WHAT THE EXERCISE ASKS – Tally the lines in the entries where the string "Zone" appears, and write only the total.

**** DATA RECORDS ****

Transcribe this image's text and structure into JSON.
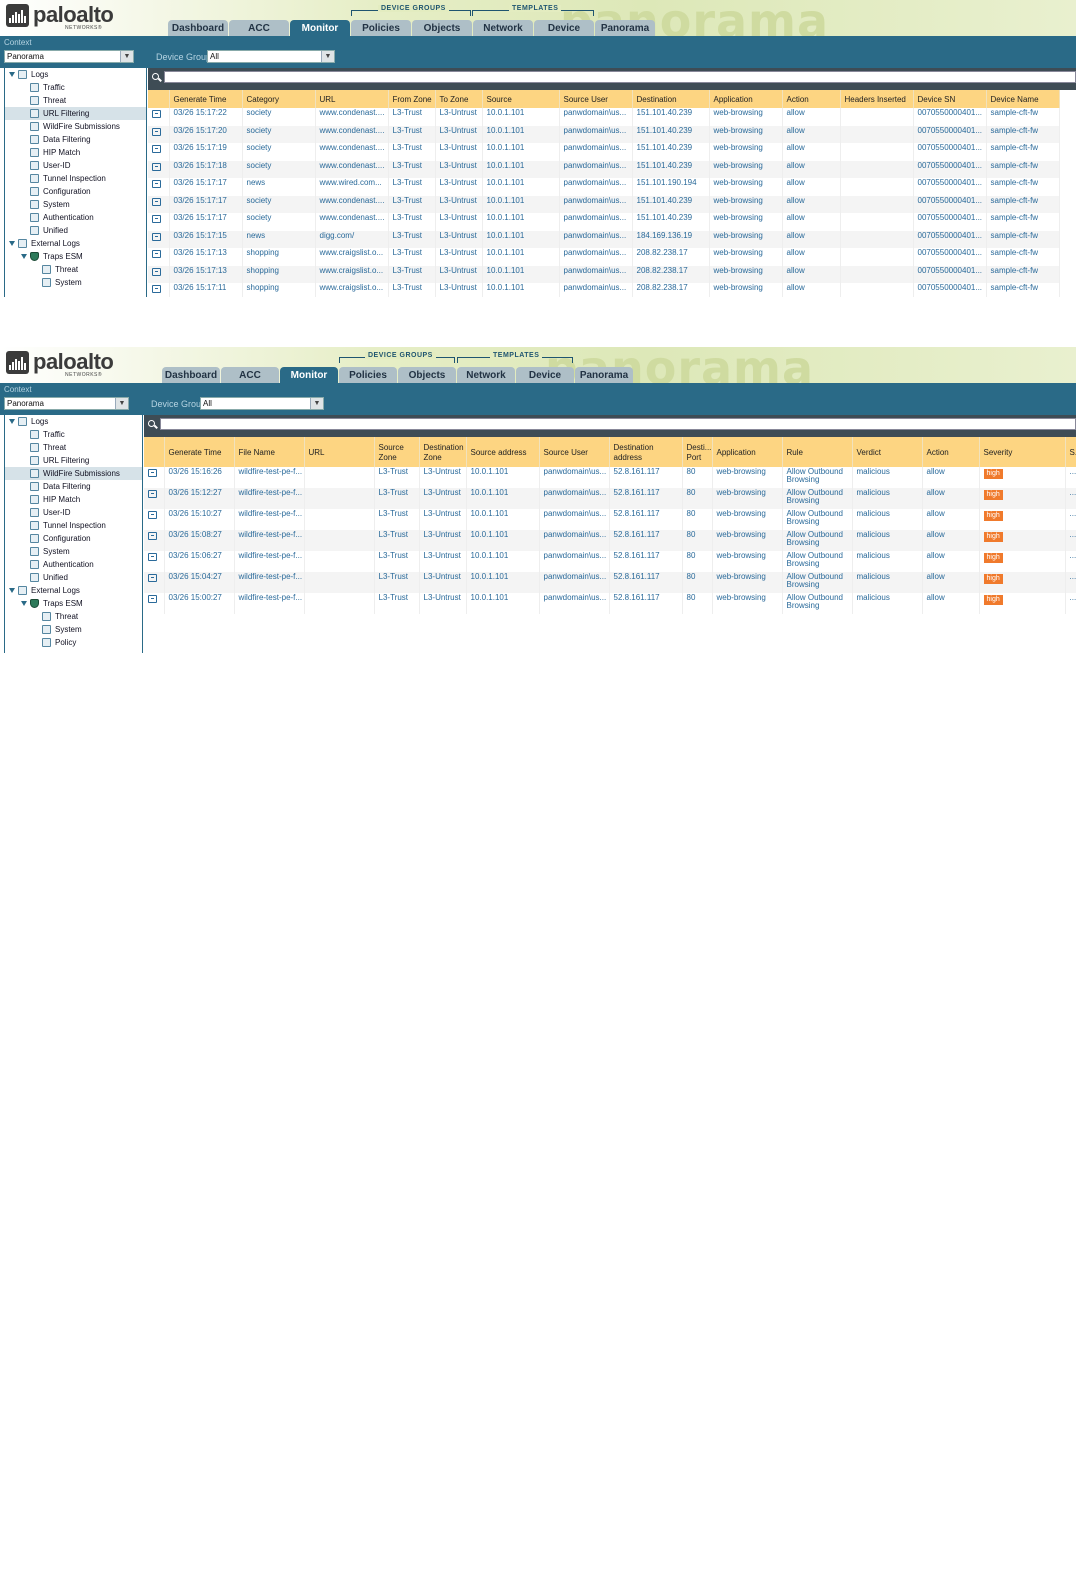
{
  "brand": {
    "name": "paloalto",
    "sub": "NETWORKS®"
  },
  "watermark": "panorama",
  "tab_groups": {
    "device_groups": "DEVICE GROUPS",
    "templates": "TEMPLATES"
  },
  "tabs": [
    "Dashboard",
    "ACC",
    "Monitor",
    "Policies",
    "Objects",
    "Network",
    "Device",
    "Panorama"
  ],
  "context": {
    "label": "Context",
    "value": "Panorama"
  },
  "device_group": {
    "label": "Device Group",
    "value": "All"
  },
  "panel1": {
    "sidebar": [
      {
        "label": "Logs",
        "level": 0,
        "expand": true
      },
      {
        "label": "Traffic",
        "level": 1
      },
      {
        "label": "Threat",
        "level": 1
      },
      {
        "label": "URL Filtering",
        "level": 1,
        "selected": true
      },
      {
        "label": "WildFire Submissions",
        "level": 1
      },
      {
        "label": "Data Filtering",
        "level": 1
      },
      {
        "label": "HIP Match",
        "level": 1
      },
      {
        "label": "User-ID",
        "level": 1
      },
      {
        "label": "Tunnel Inspection",
        "level": 1
      },
      {
        "label": "Configuration",
        "level": 1
      },
      {
        "label": "System",
        "level": 1
      },
      {
        "label": "Authentication",
        "level": 1
      },
      {
        "label": "Unified",
        "level": 1
      },
      {
        "label": "External Logs",
        "level": 0,
        "expand": true
      },
      {
        "label": "Traps ESM",
        "level": 1,
        "expand": true,
        "shield": true
      },
      {
        "label": "Threat",
        "level": 2
      },
      {
        "label": "System",
        "level": 2
      }
    ],
    "columns": [
      "",
      "Generate Time",
      "Category",
      "URL",
      "From Zone",
      "To Zone",
      "Source",
      "Source User",
      "Destination",
      "Application",
      "Action",
      "Headers Inserted",
      "Device SN",
      "Device Name"
    ],
    "rows": [
      [
        "03/26 15:17:22",
        "society",
        "www.condenast....",
        "L3-Trust",
        "L3-Untrust",
        "10.0.1.101",
        "panwdomain\\us...",
        "151.101.40.239",
        "web-browsing",
        "allow",
        "",
        "0070550000401...",
        "sample-cft-fw"
      ],
      [
        "03/26 15:17:20",
        "society",
        "www.condenast....",
        "L3-Trust",
        "L3-Untrust",
        "10.0.1.101",
        "panwdomain\\us...",
        "151.101.40.239",
        "web-browsing",
        "allow",
        "",
        "0070550000401...",
        "sample-cft-fw"
      ],
      [
        "03/26 15:17:19",
        "society",
        "www.condenast....",
        "L3-Trust",
        "L3-Untrust",
        "10.0.1.101",
        "panwdomain\\us...",
        "151.101.40.239",
        "web-browsing",
        "allow",
        "",
        "0070550000401...",
        "sample-cft-fw"
      ],
      [
        "03/26 15:17:18",
        "society",
        "www.condenast....",
        "L3-Trust",
        "L3-Untrust",
        "10.0.1.101",
        "panwdomain\\us...",
        "151.101.40.239",
        "web-browsing",
        "allow",
        "",
        "0070550000401...",
        "sample-cft-fw"
      ],
      [
        "03/26 15:17:17",
        "news",
        "www.wired.com...",
        "L3-Trust",
        "L3-Untrust",
        "10.0.1.101",
        "panwdomain\\us...",
        "151.101.190.194",
        "web-browsing",
        "allow",
        "",
        "0070550000401...",
        "sample-cft-fw"
      ],
      [
        "03/26 15:17:17",
        "society",
        "www.condenast....",
        "L3-Trust",
        "L3-Untrust",
        "10.0.1.101",
        "panwdomain\\us...",
        "151.101.40.239",
        "web-browsing",
        "allow",
        "",
        "0070550000401...",
        "sample-cft-fw"
      ],
      [
        "03/26 15:17:17",
        "society",
        "www.condenast....",
        "L3-Trust",
        "L3-Untrust",
        "10.0.1.101",
        "panwdomain\\us...",
        "151.101.40.239",
        "web-browsing",
        "allow",
        "",
        "0070550000401...",
        "sample-cft-fw"
      ],
      [
        "03/26 15:17:15",
        "news",
        "digg.com/",
        "L3-Trust",
        "L3-Untrust",
        "10.0.1.101",
        "panwdomain\\us...",
        "184.169.136.19",
        "web-browsing",
        "allow",
        "",
        "0070550000401...",
        "sample-cft-fw"
      ],
      [
        "03/26 15:17:13",
        "shopping",
        "www.craigslist.o...",
        "L3-Trust",
        "L3-Untrust",
        "10.0.1.101",
        "panwdomain\\us...",
        "208.82.238.17",
        "web-browsing",
        "allow",
        "",
        "0070550000401...",
        "sample-cft-fw"
      ],
      [
        "03/26 15:17:13",
        "shopping",
        "www.craigslist.o...",
        "L3-Trust",
        "L3-Untrust",
        "10.0.1.101",
        "panwdomain\\us...",
        "208.82.238.17",
        "web-browsing",
        "allow",
        "",
        "0070550000401...",
        "sample-cft-fw"
      ],
      [
        "03/26 15:17:11",
        "shopping",
        "www.craigslist.o...",
        "L3-Trust",
        "L3-Untrust",
        "10.0.1.101",
        "panwdomain\\us...",
        "208.82.238.17",
        "web-browsing",
        "allow",
        "",
        "0070550000401...",
        "sample-cft-fw"
      ]
    ]
  },
  "panel2": {
    "sidebar": [
      {
        "label": "Logs",
        "level": 0,
        "expand": true
      },
      {
        "label": "Traffic",
        "level": 1
      },
      {
        "label": "Threat",
        "level": 1
      },
      {
        "label": "URL Filtering",
        "level": 1
      },
      {
        "label": "WildFire Submissions",
        "level": 1,
        "selected": true
      },
      {
        "label": "Data Filtering",
        "level": 1
      },
      {
        "label": "HIP Match",
        "level": 1
      },
      {
        "label": "User-ID",
        "level": 1
      },
      {
        "label": "Tunnel Inspection",
        "level": 1
      },
      {
        "label": "Configuration",
        "level": 1
      },
      {
        "label": "System",
        "level": 1
      },
      {
        "label": "Authentication",
        "level": 1
      },
      {
        "label": "Unified",
        "level": 1
      },
      {
        "label": "External Logs",
        "level": 0,
        "expand": true
      },
      {
        "label": "Traps ESM",
        "level": 1,
        "expand": true,
        "shield": true
      },
      {
        "label": "Threat",
        "level": 2
      },
      {
        "label": "System",
        "level": 2
      },
      {
        "label": "Policy",
        "level": 2
      }
    ],
    "columns": [
      "",
      "Generate Time",
      "File Name",
      "URL",
      "Source Zone",
      "Destination Zone",
      "Source address",
      "Source User",
      "Destination address",
      "Desti... Port",
      "Application",
      "Rule",
      "Verdict",
      "Action",
      "Severity",
      "S..."
    ],
    "rows": [
      [
        "03/26 15:16:26",
        "wildfire-test-pe-f...",
        "",
        "L3-Trust",
        "L3-Untrust",
        "10.0.1.101",
        "panwdomain\\us...",
        "52.8.161.117",
        "80",
        "web-browsing",
        "Allow Outbound Browsing",
        "malicious",
        "allow",
        "high",
        "..."
      ],
      [
        "03/26 15:12:27",
        "wildfire-test-pe-f...",
        "",
        "L3-Trust",
        "L3-Untrust",
        "10.0.1.101",
        "panwdomain\\us...",
        "52.8.161.117",
        "80",
        "web-browsing",
        "Allow Outbound Browsing",
        "malicious",
        "allow",
        "high",
        "..."
      ],
      [
        "03/26 15:10:27",
        "wildfire-test-pe-f...",
        "",
        "L3-Trust",
        "L3-Untrust",
        "10.0.1.101",
        "panwdomain\\us...",
        "52.8.161.117",
        "80",
        "web-browsing",
        "Allow Outbound Browsing",
        "malicious",
        "allow",
        "high",
        "..."
      ],
      [
        "03/26 15:08:27",
        "wildfire-test-pe-f...",
        "",
        "L3-Trust",
        "L3-Untrust",
        "10.0.1.101",
        "panwdomain\\us...",
        "52.8.161.117",
        "80",
        "web-browsing",
        "Allow Outbound Browsing",
        "malicious",
        "allow",
        "high",
        "..."
      ],
      [
        "03/26 15:06:27",
        "wildfire-test-pe-f...",
        "",
        "L3-Trust",
        "L3-Untrust",
        "10.0.1.101",
        "panwdomain\\us...",
        "52.8.161.117",
        "80",
        "web-browsing",
        "Allow Outbound Browsing",
        "malicious",
        "allow",
        "high",
        "..."
      ],
      [
        "03/26 15:04:27",
        "wildfire-test-pe-f...",
        "",
        "L3-Trust",
        "L3-Untrust",
        "10.0.1.101",
        "panwdomain\\us...",
        "52.8.161.117",
        "80",
        "web-browsing",
        "Allow Outbound Browsing",
        "malicious",
        "allow",
        "high",
        "..."
      ],
      [
        "03/26 15:00:27",
        "wildfire-test-pe-f...",
        "",
        "L3-Trust",
        "L3-Untrust",
        "10.0.1.101",
        "panwdomain\\us...",
        "52.8.161.117",
        "80",
        "web-browsing",
        "Allow Outbound Browsing",
        "malicious",
        "allow",
        "high",
        "..."
      ]
    ]
  },
  "colors": {
    "accent": "#2a6a87",
    "header_row": "#fdd582",
    "link": "#2a6a9a",
    "severity_high": "#f07a2c"
  },
  "icons": {
    "search": "search-icon",
    "log_detail": "log-detail-icon",
    "tree_node": "log-type-icon",
    "traps": "shield-icon"
  }
}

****

RESULT – 4